Change is more sustainable when it stems from passion rather than obligation. Last year I rediscovered my love of writing. Maintaining my blog has been relatively simple, as it's something I truly enjoy. Funnily enough, the diet and exercise regime I also pledged to keep up crashed and burned at the first hurdle. Strange that.

One day last year, having pulled an all-nighter and smelling like an overflowing ashtray, I decided I was finally ready to stop smoking. I haven't lit up since and it's been surprisingly easy. I'd half-heartedly vowed to give up the cancer sticks practically every New Year's Eve for the last 20-odd years, but I knew deep down it was just an empty promise mumbled to myself; my heart simply wasn't in it.

So this year I've decided to give myself just one simple resolution: work less, live more. I've worked relentlessly since I was a teenager, with just the occasional sabbatical to go travelling. Not being able to have a baby means I've not had the pleasure of taking those child-rearing years off work like most of my peers. I decided a few months ago that just because I wasn't blessed with the gift of a family why should I deny myself the greatest gift of all: the gift of time?

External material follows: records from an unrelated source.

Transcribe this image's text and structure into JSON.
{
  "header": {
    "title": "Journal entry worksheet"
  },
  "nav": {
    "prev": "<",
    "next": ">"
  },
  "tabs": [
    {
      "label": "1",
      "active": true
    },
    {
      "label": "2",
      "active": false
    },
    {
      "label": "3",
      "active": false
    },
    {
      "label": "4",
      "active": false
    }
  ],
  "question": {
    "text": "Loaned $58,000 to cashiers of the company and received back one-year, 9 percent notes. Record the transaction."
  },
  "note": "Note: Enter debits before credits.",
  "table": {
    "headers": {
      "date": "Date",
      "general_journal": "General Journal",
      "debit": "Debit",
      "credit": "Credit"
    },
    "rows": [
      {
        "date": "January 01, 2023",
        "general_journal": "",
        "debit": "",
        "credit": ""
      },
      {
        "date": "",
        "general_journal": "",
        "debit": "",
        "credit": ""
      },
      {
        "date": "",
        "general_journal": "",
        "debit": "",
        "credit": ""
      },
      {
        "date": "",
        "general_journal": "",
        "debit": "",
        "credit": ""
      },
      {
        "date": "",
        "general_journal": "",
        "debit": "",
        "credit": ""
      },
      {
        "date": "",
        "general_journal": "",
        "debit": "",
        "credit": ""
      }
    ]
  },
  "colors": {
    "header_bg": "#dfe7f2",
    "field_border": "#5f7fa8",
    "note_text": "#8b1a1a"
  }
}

Over the past four years, since I downsized my home and life - reluctantly at first due to my newly-single status - I've noticed a shift in my attitude. Whereas in years gone by I'd spend every last penny of my wages on buying shoes, clothes and nice things for the house, now I think carefully about whether I really want or need that item...and usually decide against buying it. My motto has become buy less, do more. I want to spend my money on living not having.

So it's a natural progression that I've now opted to reduce my working hours in line with my simpler life. As of this week, I'm cutting my hours to four days in seven. Put simply, as I get older I value my time over money. I'm trading in a chunk of my salary in exchange for an extra day a week doing what I want; I'm effectively buying a slice of my life back.

The way I see it, no amount of money is more precious than time. As long as I have food to eat, a roof over my head and enough spare cash for a spot of travel and fun, I'm happy to make sacrifices elsewhere. Once you have the essentials in life, everything else is just future landfill.

Rather than slog like a hamster in a wheel five days a week, month in, month out, focusing my beady little rodent eyes on some abstract concept of a relaxing retirement, I'm going to grab a little sliver of my time back now, while I'm still young enough - and healthy enough - to spend it doing the things I love.

Because here's the thing: life is what happens whilst you're making plans for the future. Yes you can avoid risk, stick to your resolutions, get a pension, eat your greens...but for what? A couple of extra eventless years tagged onto the end of your life in an old folks' home, blanket across your knees, rheumy eyes gazing off into the middle distance? No ta - I want more free time now.

For me, 2017 is going to be about finding a better work/life balance, making memories and pursuing my dreams. I'm going to write my first novel. There, I've said it, so I'll have to do it now. It might crash and burn, but I have to at least try (I've actually started writing books before but given up a few chapters in...but hey, God loves a trier, eh?). I'm going to sprinkle salt on the slug of self-doubt and plough on.

Sometimes we're so focused on making a living that we forget to make a life. The calendar flips over at an alarming rate; before you know it there won't be any time left to do all the things you really want to.

When I'm drawing my final breaths and my life flashes before my eyes, I don't want to have to press fast forward on great boring swathes of Sam Walsh: The Movie because most of it has been filmed at work...

photo credit

This article has also appeared in  The Huffington Post.

Fancy reading my back-story before you go any further? You can find my other blogs at: